Stuttering and Relationships
We talked about how stuttering and relationships can be tricky. Some people shared that their friends and families didn’t understand them and put them in uncomfortable positions (i.e. handing them the phone to talk.) Others shared that, although not innate to understanding the struggle, their spouses or close friends put in an effort to empathize and understand them. This led to a great conversation about communication, intentionality and the willingness to be vulnerable. It reminded us of how letting our loved one’s know how to respond to our stuttering can prove to be incredibly helpful and liberating.
Keeping it Simple
We talked about the complexities of stuttering and ways to keep it simple. Complexities included stuttering being something we cannot hide, stuttering being an isolating experience, and being misunderstood by people who don’t know what stuttering is. Things like transparency, not taking things personally, and choosing to educate people about stuttering were discussed as ways to simplify these complexities. This led to several members sharing how when they took the opportunity to share with others about their stuttering, it often turned out to be a positive experience for all parties involved.

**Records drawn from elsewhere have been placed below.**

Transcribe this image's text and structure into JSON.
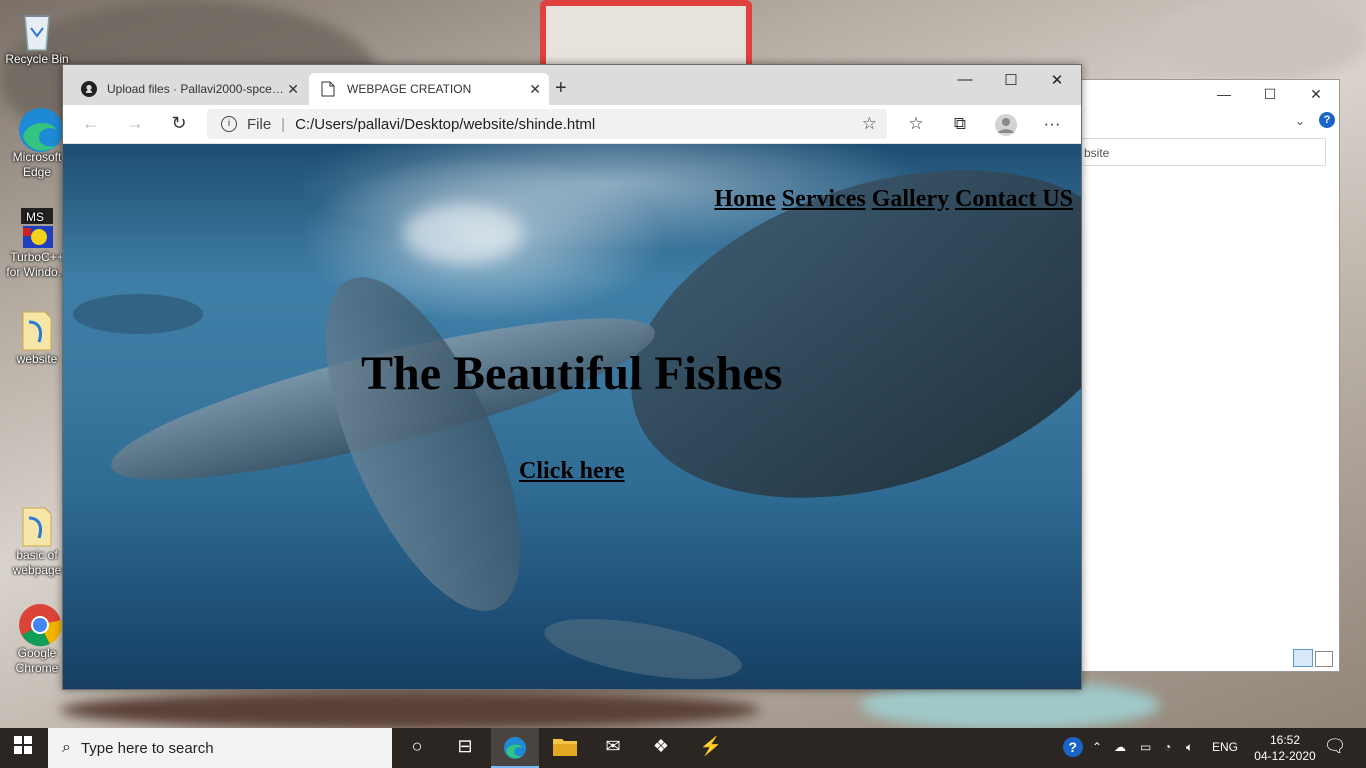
{
  "desktop": {
    "icons": [
      {
        "label": "Recycle Bin",
        "icon": "recycle-bin-icon"
      },
      {
        "label": "Microsoft Edge",
        "icon": "edge-icon"
      },
      {
        "label": "TurboC++ for Windo...",
        "icon": "turboc-icon"
      },
      {
        "label": "website",
        "icon": "folder-icon"
      },
      {
        "label": "basic of webpage",
        "icon": "folder-icon"
      },
      {
        "label": "Google Chrome",
        "icon": "chrome-icon"
      }
    ]
  },
  "explorer": {
    "address_fragment": "bsite"
  },
  "browser": {
    "tabs": [
      {
        "title": "Upload files · Pallavi2000-spce/P...",
        "icon": "github-icon",
        "active": false
      },
      {
        "title": "WEBPAGE CREATION",
        "icon": "page-icon",
        "active": true
      }
    ],
    "address": {
      "scheme_label": "File",
      "url": "C:/Users/pallavi/Desktop/website/shinde.html"
    },
    "window_controls": {
      "minimize": "—",
      "maximize": "☐",
      "close": "✕"
    }
  },
  "webpage": {
    "nav": [
      "Home",
      "Services",
      "Gallery",
      "Contact US"
    ],
    "headline": "The Beautiful Fishes",
    "cta": "Click here"
  },
  "taskbar": {
    "search_placeholder": "Type here to search",
    "language": "ENG",
    "time": "16:52",
    "date": "04-12-2020"
  }
}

Join us for our next meeting this Monday, July 17th from 7:30-9:00 at A.R.T./New York, Third floor, Studio B. Because of the location policy, please arrive a couple minutes early with a photo I.D.
We hope to see you there!